A new review links dementia to PTSD, particularly recognizing dementia later in life among veterans previously diagnosed with post-traumatic stress disorder.
Could there be a link between dementia and PTSD (post-traumatic stress disorder)? Studies are emerging that highlight the similarities and parallels between these two medical conditions, particularly when it comes to diagnosing dementia. Veterans diagnosed with PTSD were found to be more than twice as likely as those without PTSD to develop dementia as they age. Be proactive and see a provider if you- or someone you love- is exhibiting the signs and symptoms of a serious medical condition; Senior Living Experts can help put you in touch with practitioners in your area.
A new review links dementia to PTSD in the following ways:
The first commonality of these two medical conditions is the prevalence; over five-million people in the US are diagnosed with Alzheimer’s, and over five-million individuals are diagnosed with PTSD. Furthermore, veterans with PTSD were 77 percent more likely to develop dementia than those without PTSD, a higher risk factor than even those participants that had diagnoses of depression, head-injury, or substance dependency. This link becomes significant when you consider that around 14% of seniors over 71-years of age are diagnosed with later life dementia of some kind.
The next visible link between dementia and PTSD is memory loss. Both medical conditions are earmarked by memory deficits as the condition progresses. This could be indicative of damage to the hippocampus, the area of the brain that controls memory, caused by both PTSD and dementia. This brings up the possibility of acute stress causing irreversible damage to this region of the brain, evident in both PTSD flashbacks and dementia triggers.
- Signs and symptoms
Another link among those living with PTSD and individuals with dementia is the symptomology – symptoms including disturbing flashbacks, traumatic nightmares, fatigue, mood disorder, anxiety, despondency, insomnia, and anger are common with both populations. Could dementia be the manifestation of chronic trauma, or could PTSD be an early-warning for the presence of dementia? Researchers and medical professionals continue to seek a definitive answer regarding these two serious conditions.

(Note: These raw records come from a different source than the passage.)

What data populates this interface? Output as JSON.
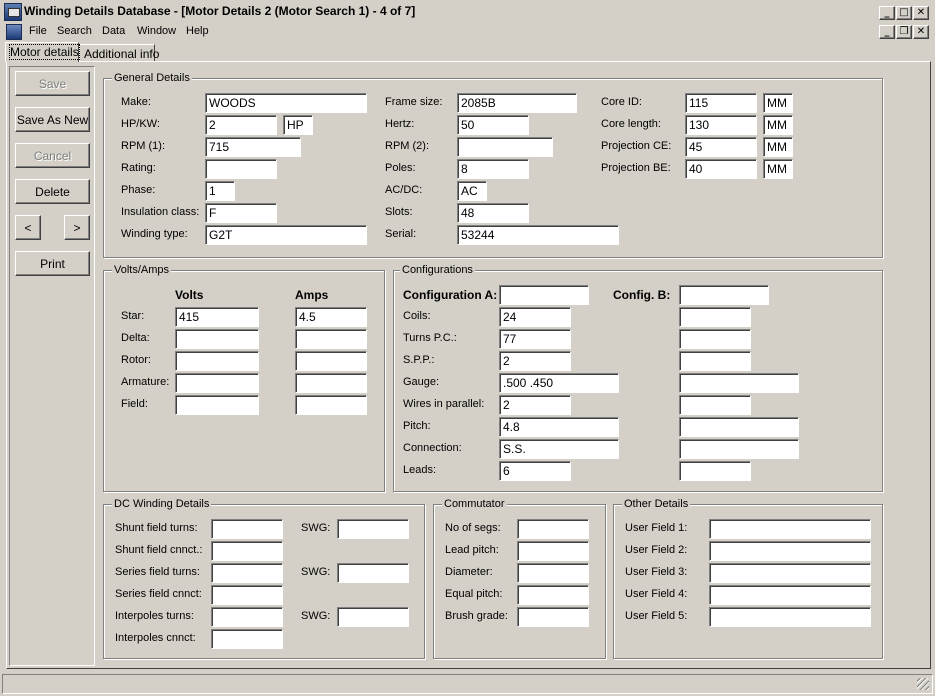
{
  "window": {
    "title": "Winding Details Database - [Motor Details 2 (Motor Search 1) - 4 of 7]"
  },
  "menu": [
    "File",
    "Search",
    "Data",
    "Window",
    "Help"
  ],
  "tabs": [
    "Motor details",
    "Additional info"
  ],
  "buttons": {
    "save": "Save",
    "save_as_new": "Save As New",
    "cancel": "Cancel",
    "delete": "Delete",
    "prev": "<",
    "next": ">",
    "print": "Print"
  },
  "caption_glyphs": {
    "minimize": "_",
    "maximize": "□",
    "restore": "❐",
    "close": "✕"
  },
  "general": {
    "title": "General Details",
    "make": {
      "label": "Make:",
      "value": "WOODS"
    },
    "hpkw": {
      "label": "HP/KW:",
      "value": "2",
      "unit": "HP"
    },
    "rpm1": {
      "label": "RPM (1):",
      "value": "715"
    },
    "rating": {
      "label": "Rating:",
      "value": ""
    },
    "phase": {
      "label": "Phase:",
      "value": "1"
    },
    "insulation": {
      "label": "Insulation class:",
      "value": "F"
    },
    "winding_type": {
      "label": "Winding type:",
      "value": "G2T"
    },
    "frame_size": {
      "label": "Frame size:",
      "value": "2085B"
    },
    "hertz": {
      "label": "Hertz:",
      "value": "50"
    },
    "rpm2": {
      "label": "RPM (2):",
      "value": ""
    },
    "poles": {
      "label": "Poles:",
      "value": "8"
    },
    "acdc": {
      "label": "AC/DC:",
      "value": "AC"
    },
    "slots": {
      "label": "Slots:",
      "value": "48"
    },
    "serial": {
      "label": "Serial:",
      "value": "53244"
    },
    "core_id": {
      "label": "Core ID:",
      "value": "115",
      "unit": "MM"
    },
    "core_length": {
      "label": "Core length:",
      "value": "130",
      "unit": "MM"
    },
    "projection_ce": {
      "label": "Projection CE:",
      "value": "45",
      "unit": "MM"
    },
    "projection_be": {
      "label": "Projection BE:",
      "value": "40",
      "unit": "MM"
    }
  },
  "volts_amps": {
    "title": "Volts/Amps",
    "col_volts": "Volts",
    "col_amps": "Amps",
    "rows": [
      {
        "label": "Star:",
        "volts": "415",
        "amps": "4.5"
      },
      {
        "label": "Delta:",
        "volts": "",
        "amps": ""
      },
      {
        "label": "Rotor:",
        "volts": "",
        "amps": ""
      },
      {
        "label": "Armature:",
        "volts": "",
        "amps": ""
      },
      {
        "label": "Field:",
        "volts": "",
        "amps": ""
      }
    ]
  },
  "configurations": {
    "title": "Configurations",
    "config_a_label": "Configuration A:",
    "config_a_value": "",
    "config_b_label": "Config. B:",
    "config_b_value": "",
    "rows": [
      {
        "label": "Coils:",
        "a": "24",
        "b": ""
      },
      {
        "label": "Turns P.C.:",
        "a": "77",
        "b": ""
      },
      {
        "label": "S.P.P.:",
        "a": "2",
        "b": ""
      },
      {
        "label": "Gauge:",
        "a": ".500 .450",
        "b": ""
      },
      {
        "label": "Wires in parallel:",
        "a": "2",
        "b": ""
      },
      {
        "label": "Pitch:",
        "a": "4.8",
        "b": ""
      },
      {
        "label": "Connection:",
        "a": "S.S.",
        "b": ""
      },
      {
        "label": "Leads:",
        "a": "6",
        "b": ""
      }
    ]
  },
  "dc_winding": {
    "title": "DC Winding Details",
    "swg_label": "SWG:",
    "rows": [
      {
        "label": "Shunt field turns:",
        "value": "",
        "swg": ""
      },
      {
        "label": "Shunt field cnnct.:",
        "value": ""
      },
      {
        "label": "Series field turns:",
        "value": "",
        "swg": ""
      },
      {
        "label": "Series field cnnct:",
        "value": ""
      },
      {
        "label": "Interpoles turns:",
        "value": "",
        "swg": ""
      },
      {
        "label": "Interpoles cnnct:",
        "value": ""
      }
    ]
  },
  "commutator": {
    "title": "Commutator",
    "rows": [
      {
        "label": "No of segs:",
        "value": ""
      },
      {
        "label": "Lead pitch:",
        "value": ""
      },
      {
        "label": "Diameter:",
        "value": ""
      },
      {
        "label": "Equal pitch:",
        "value": ""
      },
      {
        "label": "Brush grade:",
        "value": ""
      }
    ]
  },
  "other": {
    "title": "Other Details",
    "rows": [
      {
        "label": "User Field 1:",
        "value": ""
      },
      {
        "label": "User Field 2:",
        "value": ""
      },
      {
        "label": "User Field 3:",
        "value": ""
      },
      {
        "label": "User Field 4:",
        "value": ""
      },
      {
        "label": "User Field 5:",
        "value": ""
      }
    ]
  }
}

The population in the US is aging, and the number of seniors is growing. This could be related to improvements in healthcare or lifestyles that support longevity. While many seniors enjoy a satisfying and active life during the golden years, some may experience difficulties that could impact mental health and well-being. Traumatic experiences such as the loss of a spouse, retirement, or a recent divorce could all serve as triggers for decline in mental function, including symptoms of PTSD or progressive dementia. Other age-related factors, such as physical impairment, mobility issue, or illness can also exacerbate psychiatric symptoms and, in many cases, warrant the need for clinical care.
- Overall impact
It bears repeating: Over ten-million people are impacted by post-traumatic stress disorder and/or dementia in this country. Clearly the impact of both PTSD and dementia are felt widely; availability of treatment resources in some regions may be lacking, but the bigger issue is detection and diagnosis. Many seniors choose to compromise their quality of life by self-managing symptoms in an effort to maintain and preserve autonomy. This may manifest in unhealthy coping strategies, such as increased drinking or drug abuse, in an effort to treat their symptoms.
By the time many visit a doctor or healthcare facility, their condition may require stabilization via hospitalization. Alcohol use and drug abuse can cause life-threatening complications when trying to treat mental health issues and nearly 15% of the elderly population struggle with substance abuse and chemical dependency. Although it remains unclear whether PTSD increases risk-factor for dementia, or if recurring PTSD symptoms are damaging a region of the brain that could manifest later in mid-to-late onset of dementia.
Let Senior Living Experts help you find the healthcare you need.
There are online resources to help you navigate healthcare networks to find the help that you or your loved one needs. This can range from simple assessment to clinical diagnostics- providing you access to viable treatment options based on your distinct needs. This results in a collaboration among resources, providers, and networks that help consumers manage illness, navigate systems, and find help when they need it most.
Take the time to express your concerns to a provider and let Senior Living Experts narrow-down the field to find the perfect practitioner for you. Take charge of your healthcare and be certain that you are aware of the risks and issues that could accompany aging; don’t take your symptoms or concerns lightly. There are links between PTSD and dementia, and a seasoned healthcare provider will be the best person to determine where to go from here. Don’t let symptoms and worries impact your quality of life; if you have concerns about your own well-being, reach out today.